Select from the data all lines with the word "title".

(App and web page records)
......

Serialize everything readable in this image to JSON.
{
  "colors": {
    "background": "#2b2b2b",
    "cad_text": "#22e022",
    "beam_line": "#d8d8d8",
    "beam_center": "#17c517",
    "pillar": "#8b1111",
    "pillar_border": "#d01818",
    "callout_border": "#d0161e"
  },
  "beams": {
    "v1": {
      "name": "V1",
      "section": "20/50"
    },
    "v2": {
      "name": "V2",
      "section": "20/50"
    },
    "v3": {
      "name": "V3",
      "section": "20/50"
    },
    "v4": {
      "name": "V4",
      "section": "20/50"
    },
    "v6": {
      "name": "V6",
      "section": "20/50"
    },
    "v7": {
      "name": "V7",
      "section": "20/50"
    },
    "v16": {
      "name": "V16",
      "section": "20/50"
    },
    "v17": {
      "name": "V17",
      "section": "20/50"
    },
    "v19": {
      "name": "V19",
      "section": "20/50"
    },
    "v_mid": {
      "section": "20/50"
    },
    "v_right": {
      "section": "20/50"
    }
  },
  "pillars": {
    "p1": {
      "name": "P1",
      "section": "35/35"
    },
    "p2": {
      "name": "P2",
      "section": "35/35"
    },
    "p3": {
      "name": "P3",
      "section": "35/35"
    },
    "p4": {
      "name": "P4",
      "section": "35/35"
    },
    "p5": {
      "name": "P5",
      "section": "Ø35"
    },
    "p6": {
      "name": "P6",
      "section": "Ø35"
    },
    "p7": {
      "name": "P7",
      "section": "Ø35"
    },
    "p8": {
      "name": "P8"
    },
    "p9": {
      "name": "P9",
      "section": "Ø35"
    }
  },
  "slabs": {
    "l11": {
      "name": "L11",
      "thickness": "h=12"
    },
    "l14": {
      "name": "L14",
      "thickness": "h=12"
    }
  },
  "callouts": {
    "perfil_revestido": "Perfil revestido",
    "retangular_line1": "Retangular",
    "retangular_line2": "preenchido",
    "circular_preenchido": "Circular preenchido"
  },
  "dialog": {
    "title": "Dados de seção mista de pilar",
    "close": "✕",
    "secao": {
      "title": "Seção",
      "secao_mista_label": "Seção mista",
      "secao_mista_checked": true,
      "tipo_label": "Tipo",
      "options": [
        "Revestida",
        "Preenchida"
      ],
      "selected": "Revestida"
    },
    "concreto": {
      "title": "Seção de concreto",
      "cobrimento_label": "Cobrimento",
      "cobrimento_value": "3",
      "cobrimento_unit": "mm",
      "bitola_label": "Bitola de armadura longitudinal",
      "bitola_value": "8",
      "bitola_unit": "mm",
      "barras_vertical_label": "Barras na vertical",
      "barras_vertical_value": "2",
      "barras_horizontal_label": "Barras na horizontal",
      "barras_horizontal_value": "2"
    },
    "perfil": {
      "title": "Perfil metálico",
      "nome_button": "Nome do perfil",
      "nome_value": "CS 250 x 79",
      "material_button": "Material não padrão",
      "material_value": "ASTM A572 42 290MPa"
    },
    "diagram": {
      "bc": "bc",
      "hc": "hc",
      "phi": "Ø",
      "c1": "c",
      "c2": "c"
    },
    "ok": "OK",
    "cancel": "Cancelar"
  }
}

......

**Expected output:**
    "title": "Dados de seção mista de pilar",
      "title": "Seção",
      "title": "Seção de concreto",
      "title": "Perfil metálico",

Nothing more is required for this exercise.